§ SOURCE RECORDS:
────────────────────────────────────────
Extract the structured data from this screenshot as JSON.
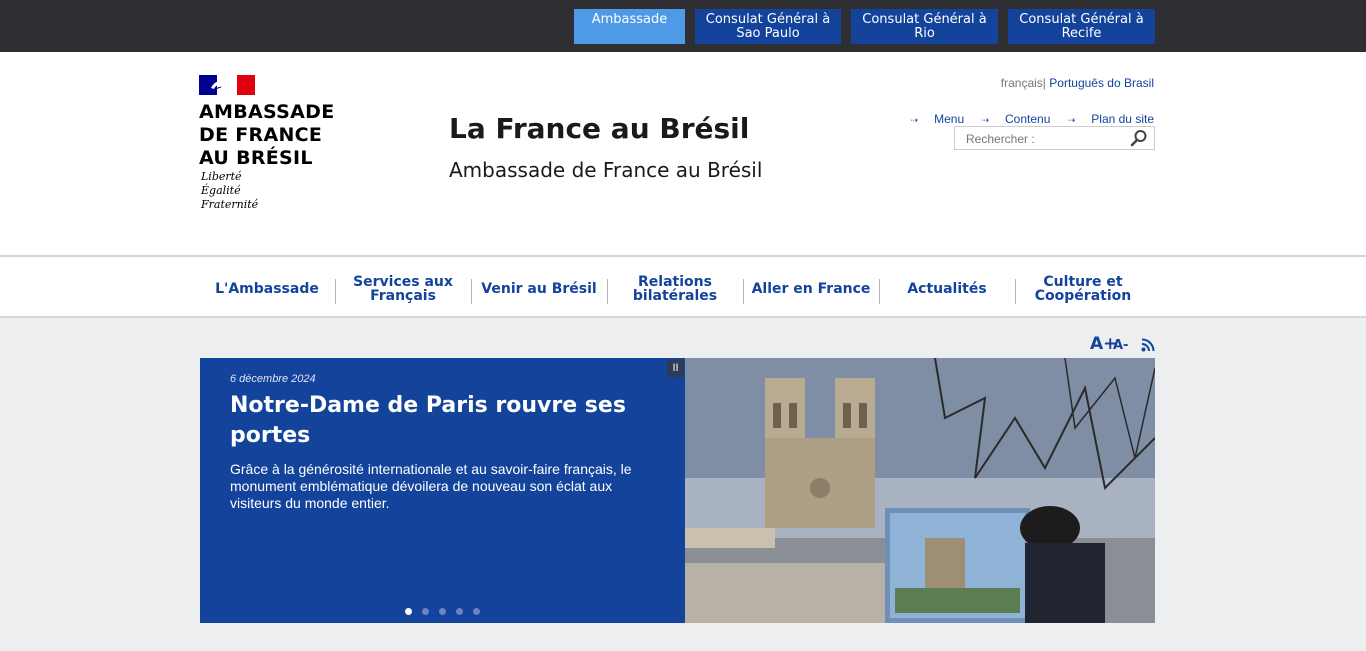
{
  "topbar": {
    "tabs": [
      {
        "label": "Ambassade"
      },
      {
        "label": "Consulat Général à Sao Paulo"
      },
      {
        "label": "Consulat Général à Rio"
      },
      {
        "label": "Consulat Général à Recife"
      }
    ],
    "colors": {
      "bar": "#2e2e33",
      "active": "#4f9ae6",
      "tab": "#13439b"
    }
  },
  "header": {
    "institution": [
      "AMBASSADE",
      "DE FRANCE",
      "AU BRÉSIL"
    ],
    "motto": [
      "Liberté",
      "Égalité",
      "Fraternité"
    ],
    "title": "La France au Brésil",
    "subtitle": "Ambassade de France au Brésil",
    "languages": {
      "current": "français",
      "separator": "|",
      "other": "Português do Brasil"
    },
    "quicklinks": [
      "Menu",
      "Contenu",
      "Plan du site"
    ],
    "search": {
      "placeholder": "Rechercher :"
    }
  },
  "nav": {
    "items": [
      {
        "label": "L'Ambassade"
      },
      {
        "label": "Services aux Français"
      },
      {
        "label": "Venir au Brésil"
      },
      {
        "label": "Relations bilatérales"
      },
      {
        "label": "Aller en France"
      },
      {
        "label": "Actualités"
      },
      {
        "label": "Culture et Coopération"
      }
    ]
  },
  "tools": {
    "increase": "A+",
    "decrease": "A-",
    "rss": "rss-icon"
  },
  "carousel": {
    "date": "6 décembre 2024",
    "title": "Notre-Dame de Paris rouvre ses portes",
    "text": "Grâce à la générosité internationale et au savoir-faire français, le monument emblématique dévoilera de nouveau son éclat aux visiteurs du monde entier.",
    "pause": "II",
    "slides": 5,
    "active_slide": 1,
    "color": "#13439b"
  }
}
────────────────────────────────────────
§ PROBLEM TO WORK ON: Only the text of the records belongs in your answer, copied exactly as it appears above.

§ YOUR SOLUTION:
Extract the structured data from this screenshot as JSON.
{
  "topbar": {
    "tabs": [
      {
        "label": "Ambassade"
      },
      {
        "label": "Consulat Général à Sao Paulo"
      },
      {
        "label": "Consulat Général à Rio"
      },
      {
        "label": "Consulat Général à Recife"
      }
    ],
    "colors": {
      "bar": "#2e2e33",
      "active": "#4f9ae6",
      "tab": "#13439b"
    }
  },
  "header": {
    "institution": [
      "AMBASSADE",
      "DE FRANCE",
      "AU BRÉSIL"
    ],
    "motto": [
      "Liberté",
      "Égalité",
      "Fraternité"
    ],
    "title": "La France au Brésil",
    "subtitle": "Ambassade de France au Brésil",
    "languages": {
      "current": "français",
      "separator": "|",
      "other": "Português do Brasil"
    },
    "quicklinks": [
      "Menu",
      "Contenu",
      "Plan du site"
    ],
    "search": {
      "placeholder": "Rechercher :"
    }
  },
  "nav": {
    "items": [
      {
        "label": "L'Ambassade"
      },
      {
        "label": "Services aux Français"
      },
      {
        "label": "Venir au Brésil"
      },
      {
        "label": "Relations bilatérales"
      },
      {
        "label": "Aller en France"
      },
      {
        "label": "Actualités"
      },
      {
        "label": "Culture et Coopération"
      }
    ]
  },
  "tools": {
    "increase": "A+",
    "decrease": "A-",
    "rss": "rss-icon"
  },
  "carousel": {
    "date": "6 décembre 2024",
    "title": "Notre-Dame de Paris rouvre ses portes",
    "text": "Grâce à la générosité internationale et au savoir-faire français, le monument emblématique dévoilera de nouveau son éclat aux visiteurs du monde entier.",
    "pause": "II",
    "slides": 5,
    "active_slide": 1,
    "color": "#13439b"
  }
}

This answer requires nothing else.